Instructions to follow |
Report each line of the records below that holds the word "icon".

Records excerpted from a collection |
________________________

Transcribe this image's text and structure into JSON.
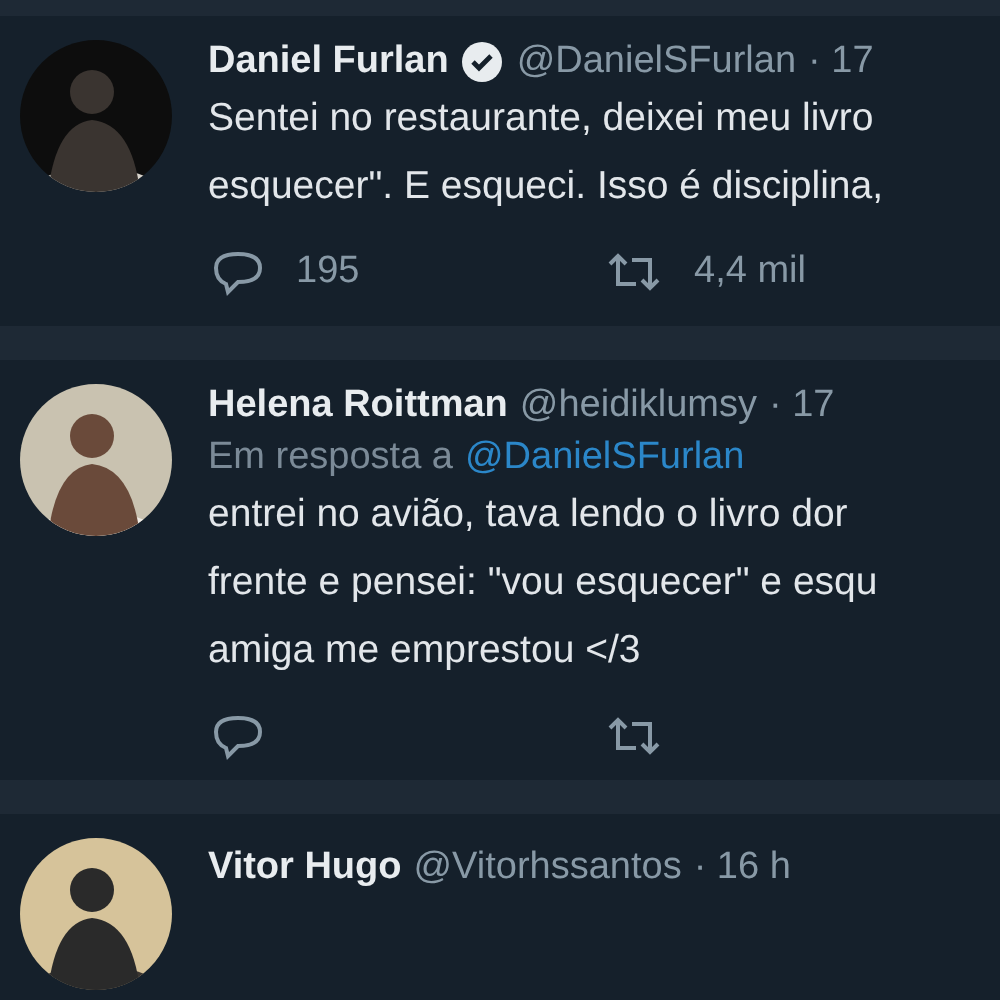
{
  "tweets": [
    {
      "name": "Daniel Furlan",
      "verified": true,
      "handle": "@DanielSFurlan",
      "time": "· 17",
      "lines": [
        "Sentei no restaurante, deixei meu livro",
        "esquecer\". E esqueci. Isso é disciplina,"
      ],
      "actions": [
        {
          "kind": "reply",
          "count": "195"
        },
        {
          "kind": "retweet",
          "count": "4,4 mil"
        }
      ]
    },
    {
      "name": "Helena Roittman",
      "verified": false,
      "handle": "@heidiklumsy",
      "time": "· 17",
      "reply_to": {
        "prefix": "Em resposta a",
        "handle": "@DanielSFurlan"
      },
      "lines": [
        "entrei no avião, tava lendo o livro dor",
        "frente e pensei: \"vou esquecer\" e esqu",
        "amiga me emprestou </3"
      ],
      "actions": [
        {
          "kind": "reply"
        },
        {
          "kind": "retweet"
        }
      ]
    },
    {
      "name": "Vitor Hugo",
      "verified": false,
      "handle": "@Vitorhssantos",
      "time": "· 16 h"
    }
  ]
}
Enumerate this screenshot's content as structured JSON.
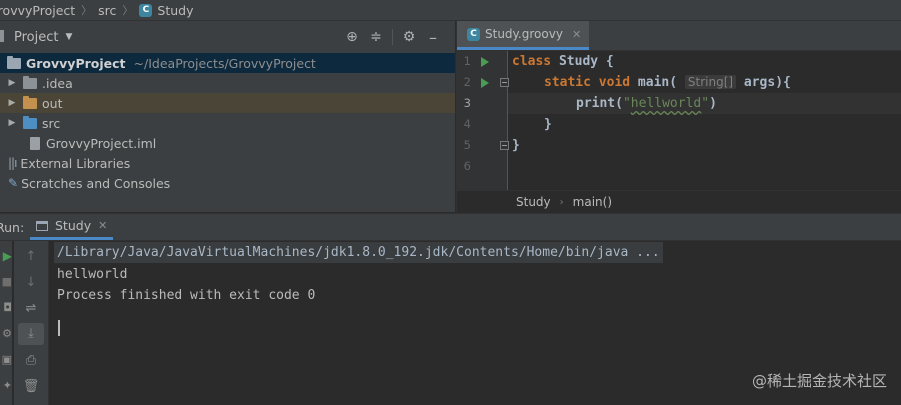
{
  "breadcrumb": {
    "project": "GrovvyProject",
    "folder": "src",
    "file": "Study"
  },
  "project_panel": {
    "title": "Project",
    "tree": [
      {
        "label": "GrovvyProject",
        "path": "~/IdeaProjects/GrovvyProject",
        "expanded": true
      },
      {
        "label": ".idea"
      },
      {
        "label": "out"
      },
      {
        "label": "src"
      },
      {
        "label": "GrovvyProject.iml"
      },
      {
        "label": "External Libraries"
      },
      {
        "label": "Scratches and Consoles"
      }
    ]
  },
  "editor": {
    "tab_label": "Study.groovy",
    "line_numbers": [
      "1",
      "2",
      "3",
      "4",
      "5",
      "6"
    ],
    "code": {
      "l1_kw": "class",
      "l1_name": " Study {",
      "l2_kw": "static void",
      "l2_rest": " main(",
      "l2_hint": "String[]",
      "l2_tail": " args){",
      "l3_pre": "print(",
      "l3_str_q1": "\"",
      "l3_str_word": "hellworld",
      "l3_str_q2": "\"",
      "l3_post": ")",
      "l4": "}",
      "l5": "}"
    },
    "breadcrumb": [
      "Study",
      "main()"
    ]
  },
  "run_panel": {
    "label": "Run:",
    "tab_label": "Study",
    "console": [
      "/Library/Java/JavaVirtualMachines/jdk1.8.0_192.jdk/Contents/Home/bin/java ...",
      "hellworld",
      "Process finished with exit code 0"
    ]
  },
  "watermark": "@稀土掘金技术社区",
  "colors": {
    "keyword": "#cc7832",
    "string": "#6a8759",
    "accent": "#4a88c7",
    "run_green": "#499c54"
  }
}
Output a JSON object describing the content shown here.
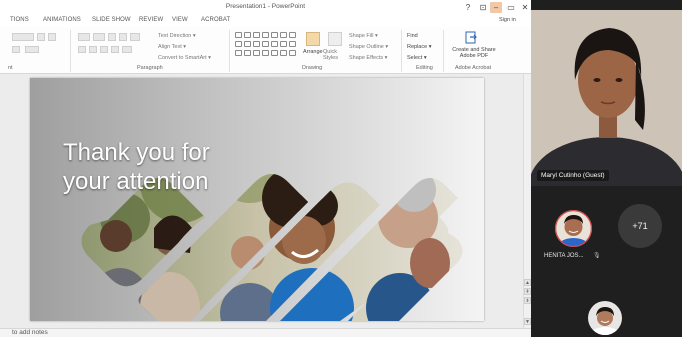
{
  "powerpoint": {
    "window_title": "Presentation1 - PowerPoint",
    "window_controls": {
      "help": "?",
      "ribbon_display": "⊡",
      "minimize": "–",
      "maximize": "▭",
      "close": "✕"
    },
    "tabs": [
      "TIONS",
      "ANIMATIONS",
      "SLIDE SHOW",
      "REVIEW",
      "VIEW",
      "ACROBAT"
    ],
    "sign_in": "Sign in",
    "ribbon": {
      "font_group_label": "nt",
      "paragraph": {
        "label": "Paragraph",
        "text_direction": "Text Direction ▾",
        "align_text": "Align Text ▾",
        "convert_smartart": "Convert to SmartArt ▾"
      },
      "drawing": {
        "label": "Drawing",
        "arrange": "Arrange",
        "quick_styles": "Quick Styles",
        "shape_fill": "Shape Fill ▾",
        "shape_outline": "Shape Outline ▾",
        "shape_effects": "Shape Effects ▾"
      },
      "editing": {
        "label": "Editing",
        "find": "Find",
        "replace": "Replace ▾",
        "select": "Select ▾"
      },
      "acrobat": {
        "label": "Adobe Acrobat",
        "create_share": "Create and Share Adobe PDF"
      }
    },
    "slide": {
      "title_line1": "Thank you for",
      "title_line2": "your attention"
    },
    "notes_placeholder": "to add notes"
  },
  "teams": {
    "presenter_name": "Maryl Cutinho (Guest)",
    "participant_name": "HENITA JOS...",
    "more_count": "+71"
  }
}
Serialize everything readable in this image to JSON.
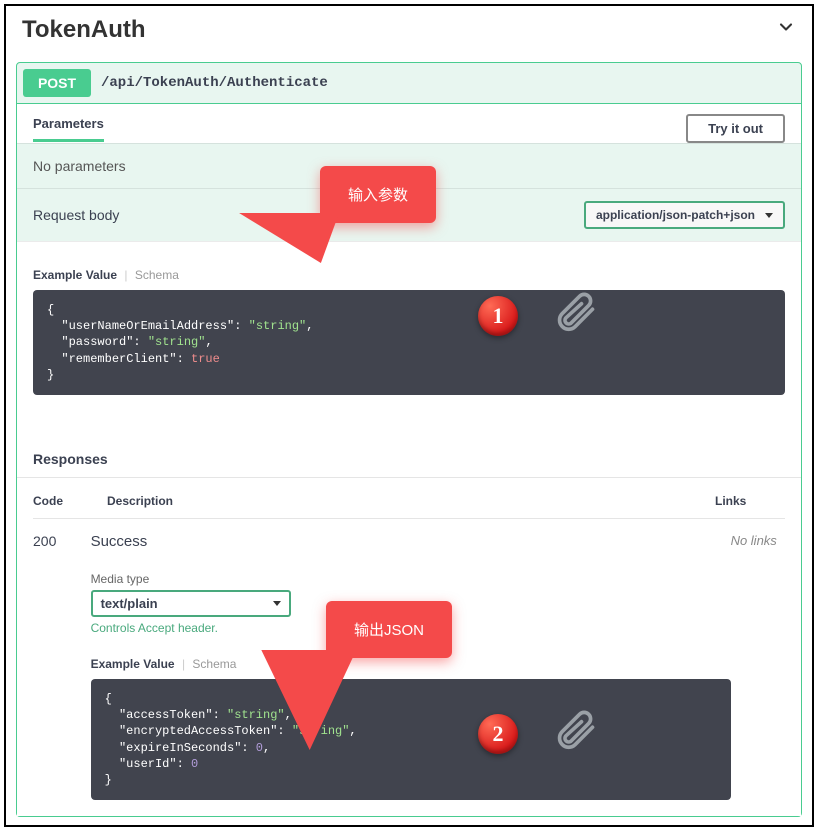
{
  "title": "TokenAuth",
  "endpoint": {
    "method": "POST",
    "path": "/api/TokenAuth/Authenticate"
  },
  "parameters": {
    "header": "Parameters",
    "tryout": "Try it out",
    "none": "No parameters"
  },
  "request_body": {
    "label": "Request body",
    "content_type": "application/json-patch+json",
    "tabs": {
      "example": "Example Value",
      "schema": "Schema"
    },
    "example": "{\n  \"userNameOrEmailAddress\": \"string\",\n  \"password\": \"string\",\n  \"rememberClient\": true\n}"
  },
  "responses": {
    "header": "Responses",
    "columns": {
      "code": "Code",
      "description": "Description",
      "links": "Links"
    },
    "row": {
      "code": "200",
      "description": "Success",
      "links": "No links",
      "media_type_label": "Media type",
      "media_type": "text/plain",
      "hint": "Controls Accept header.",
      "tabs": {
        "example": "Example Value",
        "schema": "Schema"
      },
      "example": "{\n  \"accessToken\": \"string\",\n  \"encryptedAccessToken\": \"string\",\n  \"expireInSeconds\": 0,\n  \"userId\": 0\n}"
    }
  },
  "annotations": {
    "callout1": "输入参数",
    "callout2": "输出JSON",
    "badge1": "1",
    "badge2": "2"
  }
}
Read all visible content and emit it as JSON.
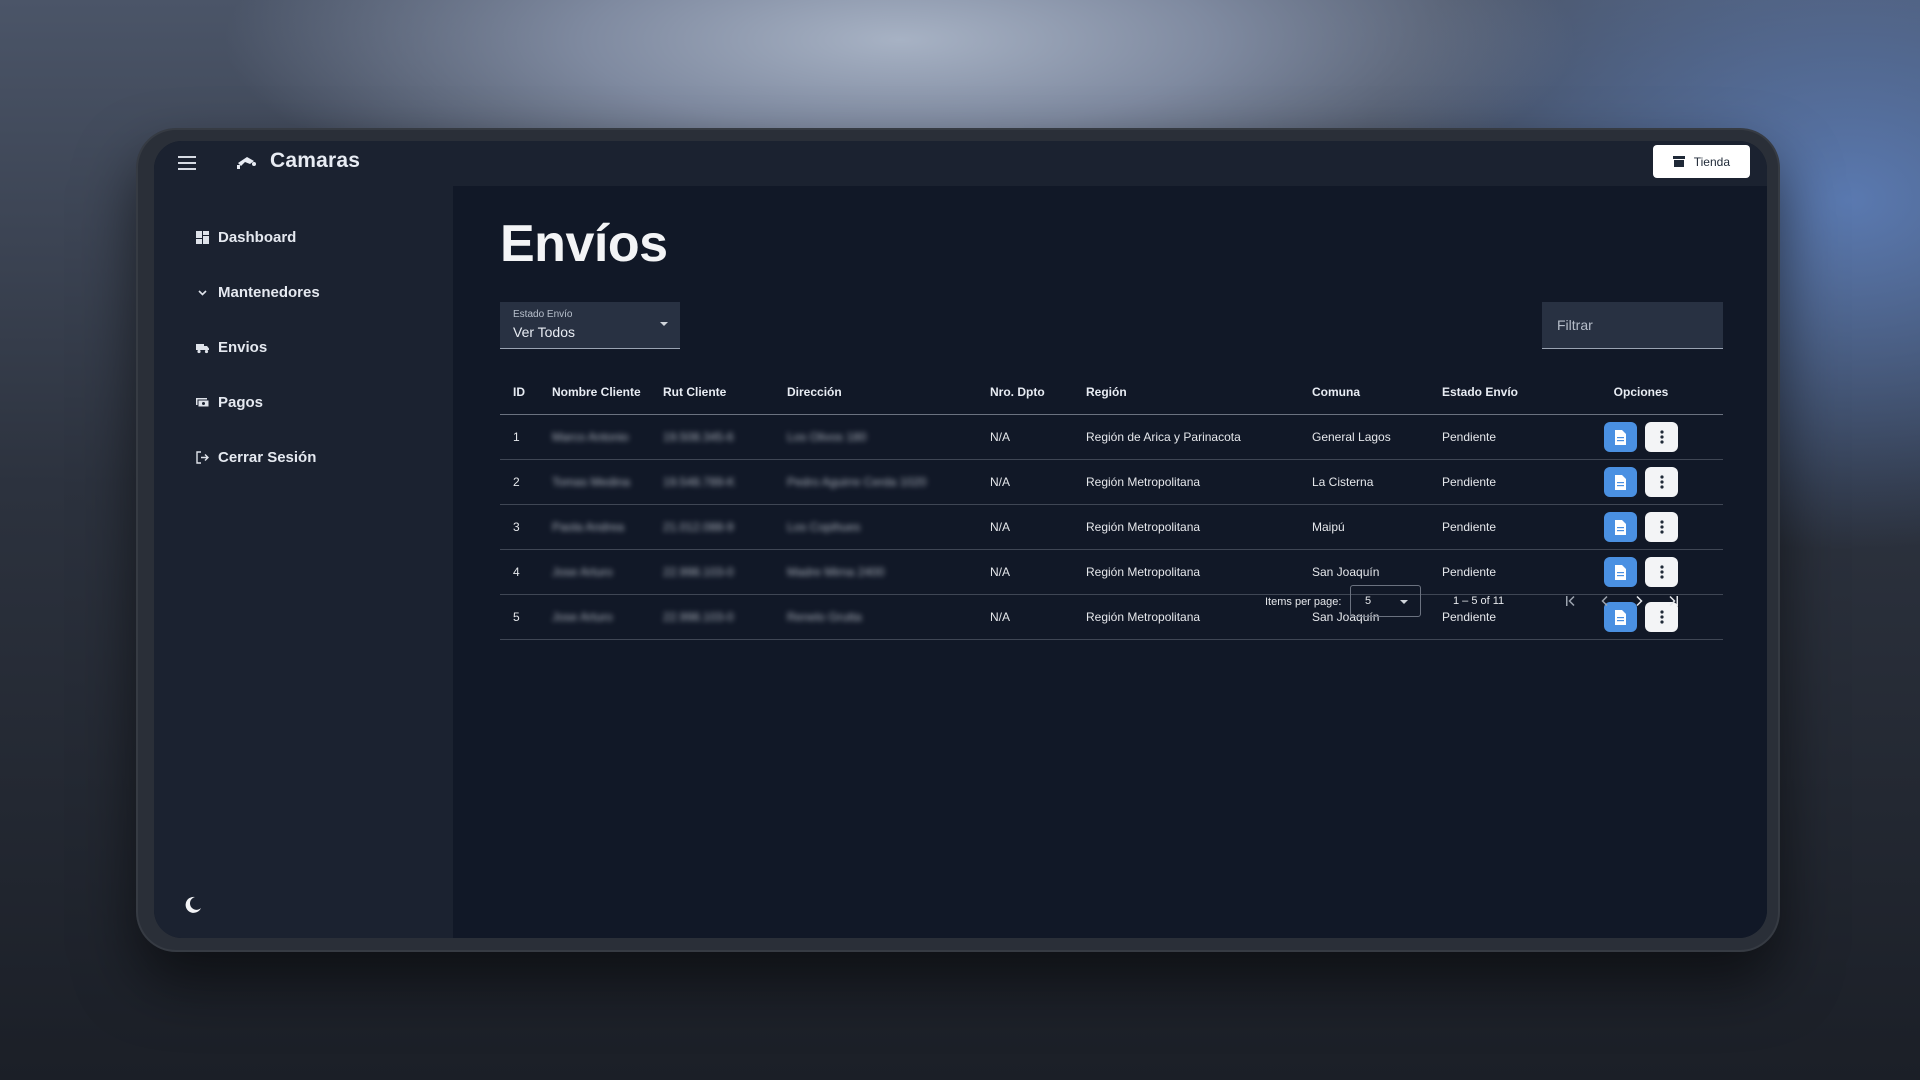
{
  "app": {
    "title": "Camaras",
    "store_button": "Tienda"
  },
  "sidebar": {
    "items": [
      {
        "label": "Dashboard",
        "icon": "dashboard-icon"
      },
      {
        "label": "Mantenedores",
        "icon": "chevron-down-icon"
      },
      {
        "label": "Envios",
        "icon": "truck-icon"
      },
      {
        "label": "Pagos",
        "icon": "payments-icon"
      },
      {
        "label": "Cerrar Sesión",
        "icon": "logout-icon"
      }
    ],
    "theme_toggle_icon": "moon-icon"
  },
  "main": {
    "title": "Envíos",
    "status_filter": {
      "label": "Estado Envío",
      "value": "Ver Todos"
    },
    "search": {
      "placeholder": "Filtrar"
    }
  },
  "table": {
    "headers": [
      "ID",
      "Nombre Cliente",
      "Rut Cliente",
      "Dirección",
      "Nro. Dpto",
      "Región",
      "Comuna",
      "Estado Envío",
      "Opciones"
    ],
    "rows": [
      {
        "id": "1",
        "nombre": "Marco Antonio",
        "rut": "19.508.345-6",
        "direccion": "Los Olivos 180",
        "dpto": "N/A",
        "region": "Región de Arica y Parinacota",
        "comuna": "General Lagos",
        "estado": "Pendiente"
      },
      {
        "id": "2",
        "nombre": "Tomas Medina",
        "rut": "19.548.789-K",
        "direccion": "Pedro Aguirre Cerda 1020",
        "dpto": "N/A",
        "region": "Región Metropolitana",
        "comuna": "La Cisterna",
        "estado": "Pendiente"
      },
      {
        "id": "3",
        "nombre": "Paola Andrea",
        "rut": "21.012.088-9",
        "direccion": "Los Copihues",
        "dpto": "N/A",
        "region": "Región Metropolitana",
        "comuna": "Maipú",
        "estado": "Pendiente"
      },
      {
        "id": "4",
        "nombre": "Jose Arturo",
        "rut": "22.998.103-0",
        "direccion": "Madre Mirna 2400",
        "dpto": "N/A",
        "region": "Región Metropolitana",
        "comuna": "San Joaquín",
        "estado": "Pendiente"
      },
      {
        "id": "5",
        "nombre": "Jose Arturo",
        "rut": "22.998.103-0",
        "direccion": "Renelo Grutta",
        "dpto": "N/A",
        "region": "Región Metropolitana",
        "comuna": "San Joaquín",
        "estado": "Pendiente"
      }
    ]
  },
  "pagination": {
    "items_per_page_label": "Items per page:",
    "items_per_page_value": "5",
    "range_label": "1 – 5 of 11"
  },
  "colors": {
    "accent": "#4a90e2",
    "surface": "#1b2230",
    "background": "#111827"
  }
}
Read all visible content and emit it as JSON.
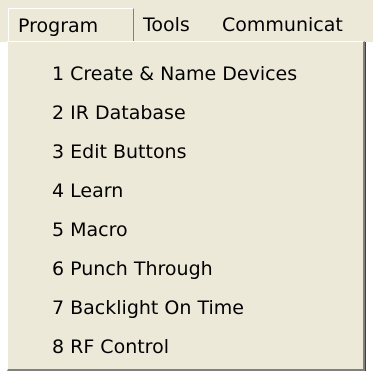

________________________

Answer to the problem |
        "icon": "dashboard-icon"
        "icon": "chevron-down-icon"
        "icon": "truck-icon"
        "icon": "payments-icon"
        "icon": "logout-icon"
    "theme_toggle_icon": "moon-icon"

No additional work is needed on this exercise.